The Alexander Hamilton Institute’s Inaugural Colloquium

Liberty and Slavery:
The Civil War between Gerrit Smith and George Fitzhugh
April 10-12, 2008
Turning Stone Casino & Resort
5218 Patrick Road , Verona, NY 13478


Thursday, April 10

Board of Directors Meeting

(Cedar Room, Tower) 3:00 p.m.

Hospitality Suite (4th Floor VIP Lounge) 3:00 p.m.

Reception (Cypress Room) 6:00 p. m.

Dinner (Cypress Room)) 7:15 p. m.

Welcome (Founders of the AHI)

Keynote Address by John Stauffer

“Gerrit Smith and the Ambiguities of Social Reform.”

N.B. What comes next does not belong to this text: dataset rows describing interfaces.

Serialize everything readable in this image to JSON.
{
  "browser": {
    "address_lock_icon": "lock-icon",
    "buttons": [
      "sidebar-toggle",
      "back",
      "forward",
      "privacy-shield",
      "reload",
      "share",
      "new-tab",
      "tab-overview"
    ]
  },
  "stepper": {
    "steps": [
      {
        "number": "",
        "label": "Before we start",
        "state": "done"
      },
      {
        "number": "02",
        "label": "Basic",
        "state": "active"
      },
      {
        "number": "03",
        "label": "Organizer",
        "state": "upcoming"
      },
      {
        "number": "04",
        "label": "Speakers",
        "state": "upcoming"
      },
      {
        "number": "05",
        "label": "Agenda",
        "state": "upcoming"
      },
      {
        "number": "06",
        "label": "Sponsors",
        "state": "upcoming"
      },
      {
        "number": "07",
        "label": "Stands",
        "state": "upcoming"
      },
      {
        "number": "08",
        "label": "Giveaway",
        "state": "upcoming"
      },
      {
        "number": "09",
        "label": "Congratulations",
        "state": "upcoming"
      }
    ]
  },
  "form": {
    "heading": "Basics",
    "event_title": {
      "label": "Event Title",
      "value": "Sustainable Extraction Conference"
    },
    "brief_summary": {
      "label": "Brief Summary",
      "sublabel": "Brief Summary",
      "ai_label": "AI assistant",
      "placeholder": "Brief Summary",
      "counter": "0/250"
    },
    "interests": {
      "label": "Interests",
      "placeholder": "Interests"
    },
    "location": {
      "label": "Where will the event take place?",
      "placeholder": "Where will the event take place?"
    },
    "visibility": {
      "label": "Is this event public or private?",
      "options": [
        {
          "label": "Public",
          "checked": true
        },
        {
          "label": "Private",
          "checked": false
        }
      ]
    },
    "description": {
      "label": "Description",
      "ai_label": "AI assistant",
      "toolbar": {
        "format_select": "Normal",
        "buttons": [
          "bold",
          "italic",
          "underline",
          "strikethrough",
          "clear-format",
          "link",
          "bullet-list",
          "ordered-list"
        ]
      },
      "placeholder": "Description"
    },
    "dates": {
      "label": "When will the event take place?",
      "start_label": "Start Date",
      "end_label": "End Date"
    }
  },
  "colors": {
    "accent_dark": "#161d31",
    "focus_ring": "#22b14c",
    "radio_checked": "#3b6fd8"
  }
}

Hospitality (4th Floor VIP Lounge)

Friday, April 11

Breakfast (Cayuga-Tuscarora Room) 7:45-8:45 a.m.

Session 1: The Nature of Man 8:45-10:30

(Cayuga-Tuscarora Room)

Coffee Break 10:30-11:00

Session 2: Christianity and Slavery 11:00-12:45

(Cayuga-Tuscarora Room)

Lunch 12: 45-

Free Time

Coffee, Soft Drinks, Snacks 3:30 -4:00

Session 3: The Meaning of Freedom 4:00-5:45

(Cayuga-Tuscarora Room)

Bus leaves Tower front desk)

Meet by Tower front desk for bus

to Alexander Hamilton Institute 6:15

Reception and 6:30-9:00

Dinner (at AHI)

Hospitality (4th Floor VIP Lounge) 9:30 –

Saturday, April 12

Breakfast (Cayuga-Tuscarora Room) 7:45-8:45 a.m.

Session 4: Property and Property in Man 8:45-10:30

(Cayuga-Tuscarora Room)

Coffee Break 10:30-11:00

Session 5: Capitalism and Its Alternatives 11:00-12:45

(Cayuga-Tuscarora Room)

Lunch 12: 45-

Free Time

Coffee, Soft Drinks, Snacks 4:15-4:45

Session 6: Race and Slavery 4:45-6:30

(Cayuga-Tuscarora Room)

Reception 6:30-7:15

Dinner (at Turning Stone) 7:15-

Hospitality (4th Floor VIP Lounge)

Sunday, April 13

Breakfast and Departure at your convenience


Robert L. Paquette and